- _INSTRUCTIONS FOR THE TASK_: All of the data below should be repeated exactly. Pictures should not be included.
________
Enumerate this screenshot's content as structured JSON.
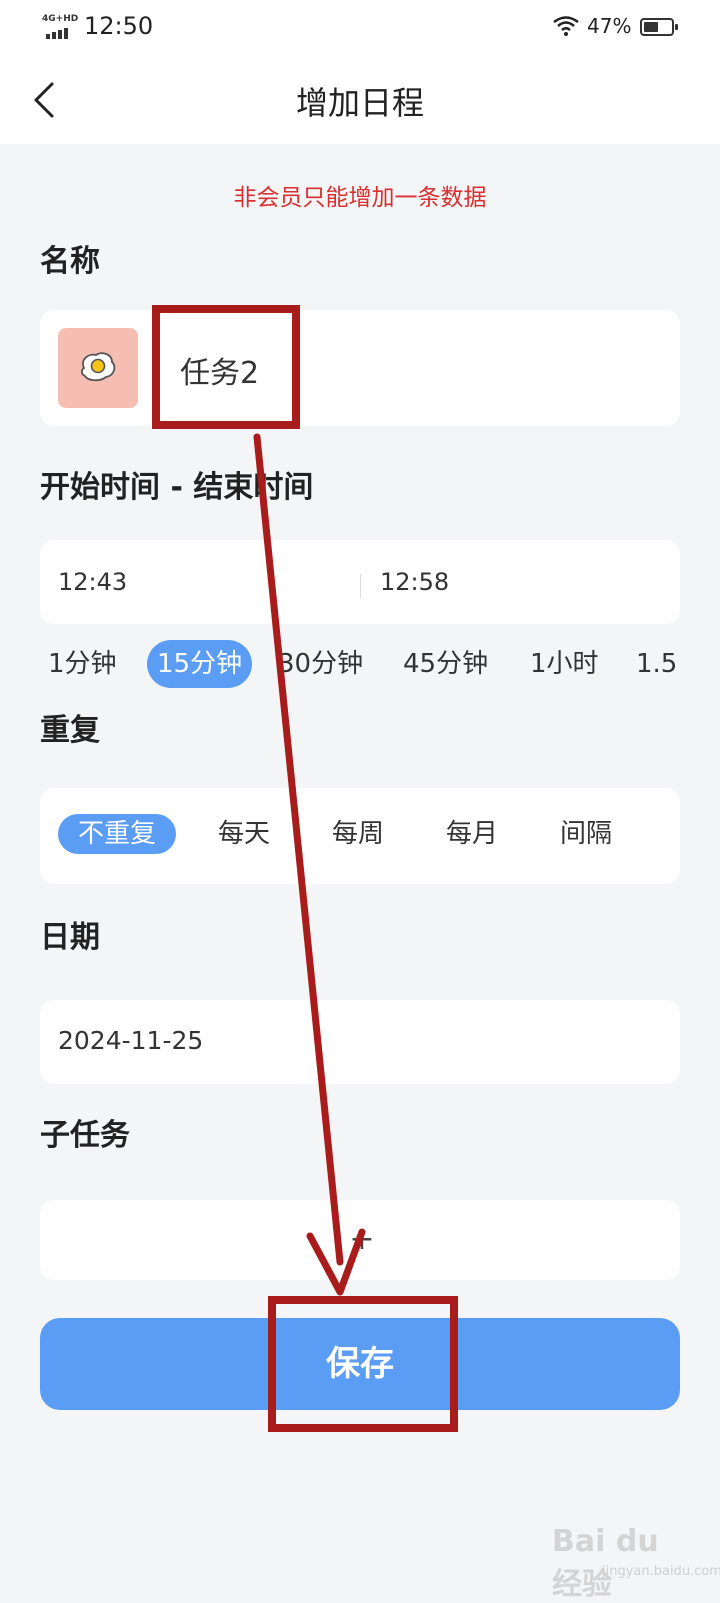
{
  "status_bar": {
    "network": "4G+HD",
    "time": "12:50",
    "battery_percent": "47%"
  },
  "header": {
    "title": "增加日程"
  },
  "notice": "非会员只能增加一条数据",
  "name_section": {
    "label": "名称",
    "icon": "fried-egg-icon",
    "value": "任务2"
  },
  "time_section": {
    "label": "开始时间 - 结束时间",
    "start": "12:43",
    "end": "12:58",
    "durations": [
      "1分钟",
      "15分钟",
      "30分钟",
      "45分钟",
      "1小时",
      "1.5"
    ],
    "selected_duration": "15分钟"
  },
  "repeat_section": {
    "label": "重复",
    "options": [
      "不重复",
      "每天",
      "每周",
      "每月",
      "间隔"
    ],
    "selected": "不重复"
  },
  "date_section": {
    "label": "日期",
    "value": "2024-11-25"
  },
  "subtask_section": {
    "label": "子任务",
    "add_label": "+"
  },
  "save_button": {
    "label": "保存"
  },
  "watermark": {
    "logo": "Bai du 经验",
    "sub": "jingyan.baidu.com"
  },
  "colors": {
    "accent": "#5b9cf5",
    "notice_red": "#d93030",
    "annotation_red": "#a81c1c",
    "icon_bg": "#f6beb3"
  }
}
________
- _RESULT_:
Enumerate this screenshot's content as structured JSON.
{
  "status_bar": {
    "network": "4G+HD",
    "time": "12:50",
    "battery_percent": "47%"
  },
  "header": {
    "title": "增加日程"
  },
  "notice": "非会员只能增加一条数据",
  "name_section": {
    "label": "名称",
    "icon": "fried-egg-icon",
    "value": "任务2"
  },
  "time_section": {
    "label": "开始时间 - 结束时间",
    "start": "12:43",
    "end": "12:58",
    "durations": [
      "1分钟",
      "15分钟",
      "30分钟",
      "45分钟",
      "1小时",
      "1.5"
    ],
    "selected_duration": "15分钟"
  },
  "repeat_section": {
    "label": "重复",
    "options": [
      "不重复",
      "每天",
      "每周",
      "每月",
      "间隔"
    ],
    "selected": "不重复"
  },
  "date_section": {
    "label": "日期",
    "value": "2024-11-25"
  },
  "subtask_section": {
    "label": "子任务",
    "add_label": "+"
  },
  "save_button": {
    "label": "保存"
  },
  "watermark": {
    "logo": "Bai du 经验",
    "sub": "jingyan.baidu.com"
  },
  "colors": {
    "accent": "#5b9cf5",
    "notice_red": "#d93030",
    "annotation_red": "#a81c1c",
    "icon_bg": "#f6beb3"
  }
}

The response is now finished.